[[ EXTRACTED RECORDS open ]]

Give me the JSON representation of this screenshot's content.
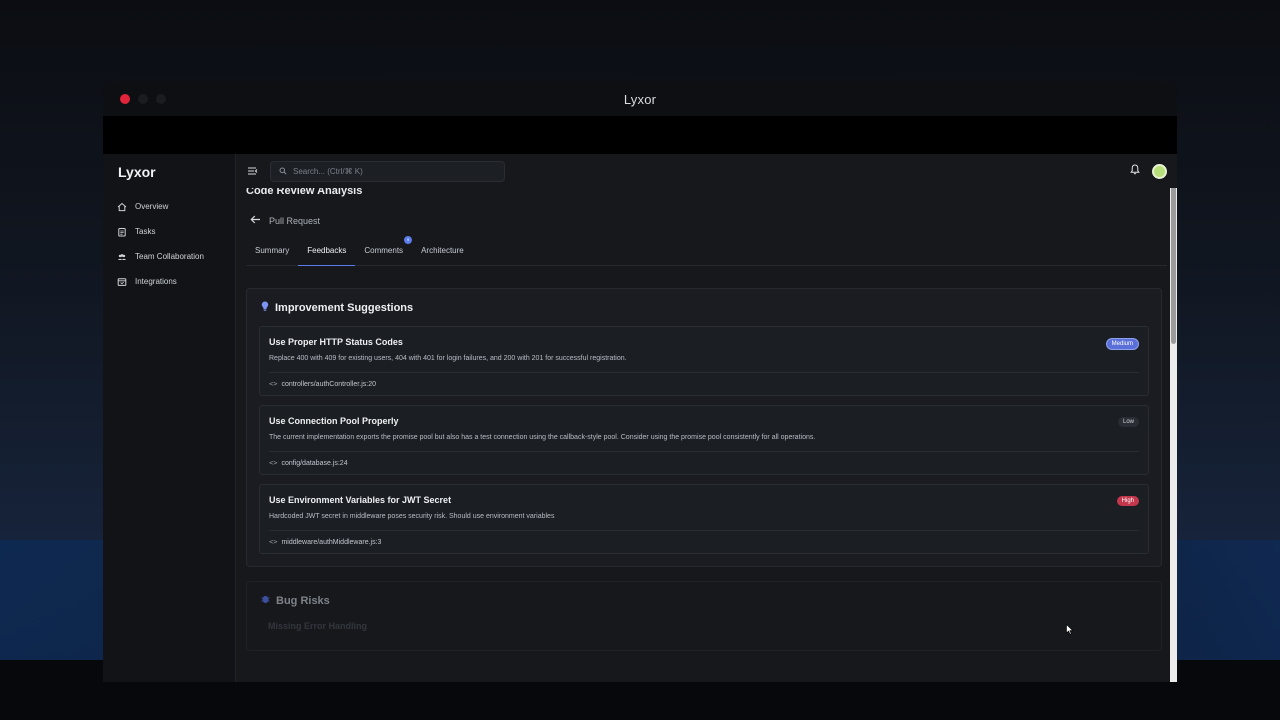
{
  "window": {
    "title": "Lyxor"
  },
  "sidebar": {
    "brand": "Lyxor",
    "items": [
      {
        "label": "Overview",
        "icon": "home-icon"
      },
      {
        "label": "Tasks",
        "icon": "clipboard-icon"
      },
      {
        "label": "Team Collaboration",
        "icon": "team-icon"
      },
      {
        "label": "Integrations",
        "icon": "integrations-icon"
      }
    ]
  },
  "topbar": {
    "search_placeholder": "Search... (Ctrl/⌘ K)"
  },
  "page": {
    "title": "Code Review Analysis",
    "back_label": "Pull Request",
    "tabs": [
      {
        "label": "Summary"
      },
      {
        "label": "Feedbacks",
        "active": true
      },
      {
        "label": "Comments",
        "badge": "9"
      },
      {
        "label": "Architecture"
      }
    ]
  },
  "improvements": {
    "heading": "Improvement Suggestions",
    "items": [
      {
        "title": "Use Proper HTTP Status Codes",
        "severity": "Medium",
        "description": "Replace 400 with 409 for existing users, 404 with 401 for login failures, and 200 with 201 for successful registration.",
        "file": "controllers/authController.js:20"
      },
      {
        "title": "Use Connection Pool Properly",
        "severity": "Low",
        "description": "The current implementation exports the promise pool but also has a test connection using the callback-style pool. Consider using the promise pool consistently for all operations.",
        "file": "config/database.js:24"
      },
      {
        "title": "Use Environment Variables for JWT Secret",
        "severity": "High",
        "description": "Hardcoded JWT secret in middleware poses security risk. Should use environment variables",
        "file": "middleware/authMiddleware.js:3"
      }
    ]
  },
  "bug_risks": {
    "heading": "Bug Risks",
    "first_item": "Missing Error Handling"
  },
  "colors": {
    "accent": "#5b7bea",
    "severity_medium": "#5b6fd8",
    "severity_high": "#c2374c",
    "severity_low": "#2a2d33"
  }
}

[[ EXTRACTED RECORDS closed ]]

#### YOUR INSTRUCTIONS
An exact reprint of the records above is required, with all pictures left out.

#### SOLUTION TO THE PROBLEM
Give me the JSON representation of this screenshot's content.
{
  "window": {
    "title": "Lyxor"
  },
  "sidebar": {
    "brand": "Lyxor",
    "items": [
      {
        "label": "Overview",
        "icon": "home-icon"
      },
      {
        "label": "Tasks",
        "icon": "clipboard-icon"
      },
      {
        "label": "Team Collaboration",
        "icon": "team-icon"
      },
      {
        "label": "Integrations",
        "icon": "integrations-icon"
      }
    ]
  },
  "topbar": {
    "search_placeholder": "Search... (Ctrl/⌘ K)"
  },
  "page": {
    "title": "Code Review Analysis",
    "back_label": "Pull Request",
    "tabs": [
      {
        "label": "Summary"
      },
      {
        "label": "Feedbacks",
        "active": true
      },
      {
        "label": "Comments",
        "badge": "9"
      },
      {
        "label": "Architecture"
      }
    ]
  },
  "improvements": {
    "heading": "Improvement Suggestions",
    "items": [
      {
        "title": "Use Proper HTTP Status Codes",
        "severity": "Medium",
        "description": "Replace 400 with 409 for existing users, 404 with 401 for login failures, and 200 with 201 for successful registration.",
        "file": "controllers/authController.js:20"
      },
      {
        "title": "Use Connection Pool Properly",
        "severity": "Low",
        "description": "The current implementation exports the promise pool but also has a test connection using the callback-style pool. Consider using the promise pool consistently for all operations.",
        "file": "config/database.js:24"
      },
      {
        "title": "Use Environment Variables for JWT Secret",
        "severity": "High",
        "description": "Hardcoded JWT secret in middleware poses security risk. Should use environment variables",
        "file": "middleware/authMiddleware.js:3"
      }
    ]
  },
  "bug_risks": {
    "heading": "Bug Risks",
    "first_item": "Missing Error Handling"
  },
  "colors": {
    "accent": "#5b7bea",
    "severity_medium": "#5b6fd8",
    "severity_high": "#c2374c",
    "severity_low": "#2a2d33"
  }
}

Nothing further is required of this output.